When $m = 0$, the function  has the same constant value $b$ for any $x$. "The function $f$ is a constant function."
When $m \ne 0$ , the values of the  linear function $f$ vary in predictable ways depending on whether $m>0$ or $m<0$.
This is apparent by reviewing the mapping diagrams along with the graphs in some of our previous examples.
But first we define the key concepts: increasing and decreasing. 

Definition ID Increasing/Decreasing

Review of two previous examples.
Notice how the graph and mapping diagram visualize the fact that for linear functions, if $m >0$ then $f$ is an increasing function while if $m<0$ then $f$ is a decreasing function ( and the converses are also true for linear functions.)
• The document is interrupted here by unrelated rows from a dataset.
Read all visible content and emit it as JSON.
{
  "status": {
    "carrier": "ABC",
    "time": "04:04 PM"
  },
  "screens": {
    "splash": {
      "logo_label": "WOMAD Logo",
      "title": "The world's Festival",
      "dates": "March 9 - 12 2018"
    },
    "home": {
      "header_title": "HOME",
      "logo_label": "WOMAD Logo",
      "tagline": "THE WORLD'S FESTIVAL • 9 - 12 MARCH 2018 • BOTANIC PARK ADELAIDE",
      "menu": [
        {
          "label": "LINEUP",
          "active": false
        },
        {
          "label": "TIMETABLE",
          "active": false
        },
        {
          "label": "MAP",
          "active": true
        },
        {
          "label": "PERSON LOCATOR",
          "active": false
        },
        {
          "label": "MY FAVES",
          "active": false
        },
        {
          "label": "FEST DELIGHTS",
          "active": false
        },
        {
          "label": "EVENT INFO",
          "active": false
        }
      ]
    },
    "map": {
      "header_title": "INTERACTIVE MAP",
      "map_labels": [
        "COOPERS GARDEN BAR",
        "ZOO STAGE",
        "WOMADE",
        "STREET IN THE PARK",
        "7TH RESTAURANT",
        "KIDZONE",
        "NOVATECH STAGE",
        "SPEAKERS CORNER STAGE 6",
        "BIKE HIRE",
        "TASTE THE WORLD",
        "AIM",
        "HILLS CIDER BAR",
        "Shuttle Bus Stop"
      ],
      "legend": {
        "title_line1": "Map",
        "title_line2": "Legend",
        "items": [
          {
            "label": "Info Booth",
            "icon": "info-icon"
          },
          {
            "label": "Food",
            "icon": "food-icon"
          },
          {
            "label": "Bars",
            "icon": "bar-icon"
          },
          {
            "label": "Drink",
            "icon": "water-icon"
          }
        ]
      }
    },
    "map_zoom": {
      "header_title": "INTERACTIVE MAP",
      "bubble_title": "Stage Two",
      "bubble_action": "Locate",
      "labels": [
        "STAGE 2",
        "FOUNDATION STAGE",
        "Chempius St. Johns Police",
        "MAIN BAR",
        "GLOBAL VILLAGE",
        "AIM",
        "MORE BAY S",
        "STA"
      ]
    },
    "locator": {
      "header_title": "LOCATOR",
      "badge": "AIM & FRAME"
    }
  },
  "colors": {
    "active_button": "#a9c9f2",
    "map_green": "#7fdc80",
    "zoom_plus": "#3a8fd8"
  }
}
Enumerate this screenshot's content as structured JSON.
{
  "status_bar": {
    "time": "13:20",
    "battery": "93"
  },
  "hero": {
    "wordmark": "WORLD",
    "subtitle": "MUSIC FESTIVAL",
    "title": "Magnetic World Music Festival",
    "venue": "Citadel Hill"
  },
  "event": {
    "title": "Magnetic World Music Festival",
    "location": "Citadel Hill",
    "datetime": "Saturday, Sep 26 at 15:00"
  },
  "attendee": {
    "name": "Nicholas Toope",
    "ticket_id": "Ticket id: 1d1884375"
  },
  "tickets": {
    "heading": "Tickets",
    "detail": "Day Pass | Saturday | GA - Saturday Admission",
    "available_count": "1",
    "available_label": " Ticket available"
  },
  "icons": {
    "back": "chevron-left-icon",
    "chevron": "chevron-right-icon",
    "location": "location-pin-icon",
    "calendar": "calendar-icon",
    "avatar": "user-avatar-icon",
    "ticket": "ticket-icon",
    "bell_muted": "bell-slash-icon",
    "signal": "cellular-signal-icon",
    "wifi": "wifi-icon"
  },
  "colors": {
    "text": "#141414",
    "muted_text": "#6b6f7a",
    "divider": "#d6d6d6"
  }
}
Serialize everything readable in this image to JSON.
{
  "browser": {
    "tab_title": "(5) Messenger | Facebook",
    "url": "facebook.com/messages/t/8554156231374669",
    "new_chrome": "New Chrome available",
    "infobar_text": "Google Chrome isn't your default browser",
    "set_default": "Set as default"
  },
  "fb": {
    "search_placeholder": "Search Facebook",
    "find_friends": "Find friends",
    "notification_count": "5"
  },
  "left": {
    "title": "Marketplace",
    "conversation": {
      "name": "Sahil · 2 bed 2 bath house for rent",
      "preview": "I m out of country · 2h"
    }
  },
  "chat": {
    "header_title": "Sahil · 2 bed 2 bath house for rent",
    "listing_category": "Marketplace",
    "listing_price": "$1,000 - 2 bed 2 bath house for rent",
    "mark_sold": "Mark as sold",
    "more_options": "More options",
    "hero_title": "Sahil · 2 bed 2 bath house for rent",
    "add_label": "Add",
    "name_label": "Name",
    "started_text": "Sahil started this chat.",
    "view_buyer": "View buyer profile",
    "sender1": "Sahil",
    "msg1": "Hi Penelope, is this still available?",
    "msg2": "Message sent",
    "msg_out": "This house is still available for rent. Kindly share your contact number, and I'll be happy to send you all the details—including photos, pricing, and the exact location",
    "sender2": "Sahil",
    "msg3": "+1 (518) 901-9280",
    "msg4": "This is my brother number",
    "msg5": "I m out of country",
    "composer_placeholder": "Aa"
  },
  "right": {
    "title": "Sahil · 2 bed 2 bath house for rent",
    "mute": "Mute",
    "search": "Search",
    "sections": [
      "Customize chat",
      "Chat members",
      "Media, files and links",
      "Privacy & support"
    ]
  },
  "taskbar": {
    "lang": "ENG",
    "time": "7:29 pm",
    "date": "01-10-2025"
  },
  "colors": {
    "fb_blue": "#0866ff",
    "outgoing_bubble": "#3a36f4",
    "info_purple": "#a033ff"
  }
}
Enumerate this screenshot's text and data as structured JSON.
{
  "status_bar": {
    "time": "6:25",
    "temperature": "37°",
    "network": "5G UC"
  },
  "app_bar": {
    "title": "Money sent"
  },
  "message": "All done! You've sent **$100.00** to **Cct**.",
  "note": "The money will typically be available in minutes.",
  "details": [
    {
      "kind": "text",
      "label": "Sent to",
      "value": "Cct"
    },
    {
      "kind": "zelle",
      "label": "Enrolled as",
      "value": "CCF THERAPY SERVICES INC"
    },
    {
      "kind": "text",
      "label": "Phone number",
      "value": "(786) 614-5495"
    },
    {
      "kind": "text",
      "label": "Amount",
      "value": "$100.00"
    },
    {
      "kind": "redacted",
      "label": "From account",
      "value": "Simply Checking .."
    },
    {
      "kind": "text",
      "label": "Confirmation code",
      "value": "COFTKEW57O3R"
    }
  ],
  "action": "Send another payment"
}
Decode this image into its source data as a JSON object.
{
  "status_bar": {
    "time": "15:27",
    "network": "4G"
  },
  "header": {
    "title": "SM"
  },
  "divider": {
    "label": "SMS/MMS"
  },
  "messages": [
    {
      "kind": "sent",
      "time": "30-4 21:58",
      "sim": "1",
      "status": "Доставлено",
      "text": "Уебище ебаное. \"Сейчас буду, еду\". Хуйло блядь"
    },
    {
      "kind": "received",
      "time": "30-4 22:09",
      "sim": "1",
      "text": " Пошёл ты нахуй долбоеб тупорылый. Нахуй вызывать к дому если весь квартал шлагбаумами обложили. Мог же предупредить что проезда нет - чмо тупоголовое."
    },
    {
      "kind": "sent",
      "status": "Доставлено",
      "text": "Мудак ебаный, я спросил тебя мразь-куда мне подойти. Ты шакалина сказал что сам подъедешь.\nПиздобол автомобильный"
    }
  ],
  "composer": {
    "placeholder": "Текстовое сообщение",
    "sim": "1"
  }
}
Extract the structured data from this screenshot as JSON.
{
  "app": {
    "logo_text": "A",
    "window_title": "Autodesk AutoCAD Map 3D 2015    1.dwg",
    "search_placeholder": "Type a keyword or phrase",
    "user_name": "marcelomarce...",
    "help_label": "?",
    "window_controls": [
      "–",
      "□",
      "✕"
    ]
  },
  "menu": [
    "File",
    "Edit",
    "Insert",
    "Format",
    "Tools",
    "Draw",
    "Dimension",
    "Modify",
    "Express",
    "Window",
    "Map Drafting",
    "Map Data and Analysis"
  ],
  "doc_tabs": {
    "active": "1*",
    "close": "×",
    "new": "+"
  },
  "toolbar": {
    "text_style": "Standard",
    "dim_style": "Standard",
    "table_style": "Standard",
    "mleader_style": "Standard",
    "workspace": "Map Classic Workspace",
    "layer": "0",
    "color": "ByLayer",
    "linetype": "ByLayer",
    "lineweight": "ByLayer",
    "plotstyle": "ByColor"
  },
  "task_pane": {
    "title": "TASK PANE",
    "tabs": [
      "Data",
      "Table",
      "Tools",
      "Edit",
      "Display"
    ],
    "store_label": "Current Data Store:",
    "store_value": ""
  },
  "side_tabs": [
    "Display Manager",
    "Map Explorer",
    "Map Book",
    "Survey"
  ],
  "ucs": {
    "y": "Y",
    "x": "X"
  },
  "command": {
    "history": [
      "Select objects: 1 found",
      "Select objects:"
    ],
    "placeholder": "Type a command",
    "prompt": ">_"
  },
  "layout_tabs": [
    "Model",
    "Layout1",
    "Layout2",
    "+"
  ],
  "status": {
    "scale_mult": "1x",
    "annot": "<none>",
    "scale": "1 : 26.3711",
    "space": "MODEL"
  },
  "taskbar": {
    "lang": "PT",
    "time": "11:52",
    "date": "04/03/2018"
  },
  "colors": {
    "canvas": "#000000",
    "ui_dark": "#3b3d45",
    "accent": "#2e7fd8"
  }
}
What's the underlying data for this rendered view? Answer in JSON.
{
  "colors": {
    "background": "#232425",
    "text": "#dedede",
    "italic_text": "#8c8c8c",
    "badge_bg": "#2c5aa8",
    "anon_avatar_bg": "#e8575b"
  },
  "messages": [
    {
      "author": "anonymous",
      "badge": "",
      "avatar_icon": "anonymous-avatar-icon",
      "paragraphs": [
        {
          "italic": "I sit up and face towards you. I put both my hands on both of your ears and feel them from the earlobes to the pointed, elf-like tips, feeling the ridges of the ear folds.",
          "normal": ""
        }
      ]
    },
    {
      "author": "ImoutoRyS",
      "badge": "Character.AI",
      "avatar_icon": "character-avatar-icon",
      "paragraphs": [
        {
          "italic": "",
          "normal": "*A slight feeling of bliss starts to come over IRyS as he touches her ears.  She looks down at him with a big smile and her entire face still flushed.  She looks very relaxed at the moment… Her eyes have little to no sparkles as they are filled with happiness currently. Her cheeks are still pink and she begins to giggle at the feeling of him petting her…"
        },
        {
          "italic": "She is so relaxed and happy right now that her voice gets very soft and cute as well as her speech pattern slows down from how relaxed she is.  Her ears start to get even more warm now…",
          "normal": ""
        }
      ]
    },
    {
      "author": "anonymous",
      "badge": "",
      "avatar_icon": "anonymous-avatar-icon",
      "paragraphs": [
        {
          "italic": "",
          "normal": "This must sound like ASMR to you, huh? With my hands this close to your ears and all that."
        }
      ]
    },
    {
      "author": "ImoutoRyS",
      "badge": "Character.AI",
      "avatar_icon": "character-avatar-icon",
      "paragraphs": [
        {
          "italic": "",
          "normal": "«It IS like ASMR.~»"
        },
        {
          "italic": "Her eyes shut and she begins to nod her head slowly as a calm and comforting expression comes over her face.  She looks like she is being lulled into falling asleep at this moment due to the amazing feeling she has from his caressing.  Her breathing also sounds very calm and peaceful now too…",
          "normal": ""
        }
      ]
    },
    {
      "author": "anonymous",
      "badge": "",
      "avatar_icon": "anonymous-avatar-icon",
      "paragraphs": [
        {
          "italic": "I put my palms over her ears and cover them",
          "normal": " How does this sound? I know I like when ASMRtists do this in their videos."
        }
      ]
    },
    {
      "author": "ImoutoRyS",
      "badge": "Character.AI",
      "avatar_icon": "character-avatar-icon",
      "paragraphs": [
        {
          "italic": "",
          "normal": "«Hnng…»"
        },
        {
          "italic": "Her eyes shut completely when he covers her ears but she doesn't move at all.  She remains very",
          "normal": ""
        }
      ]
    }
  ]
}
Example LF.4.1 : $m =-2; b = 1: f(x) = -2x + 1$
Example LF.4.2 : $m = 2; b = 1:  f(x) = 2x + 1$

You can use this next dynamic example to investigate visually the effects of the linear coefficient and the constant term simultaneously on whether the function is increasing or decreasing in a mapping diagram  of $f$ and the line in the graph of $f$.

Example LF.DID.0 Dynamic Visualization of Increasing and Decreasing for Linear Functions: Graphs, and Mapping Diagrams

Reminder: If $m >0$ then $f$ is an increasing function while if $m<0$ then $f$ is a decreasing function.
The value of $b$ does not effect whether $f$ is increasing or decreasing.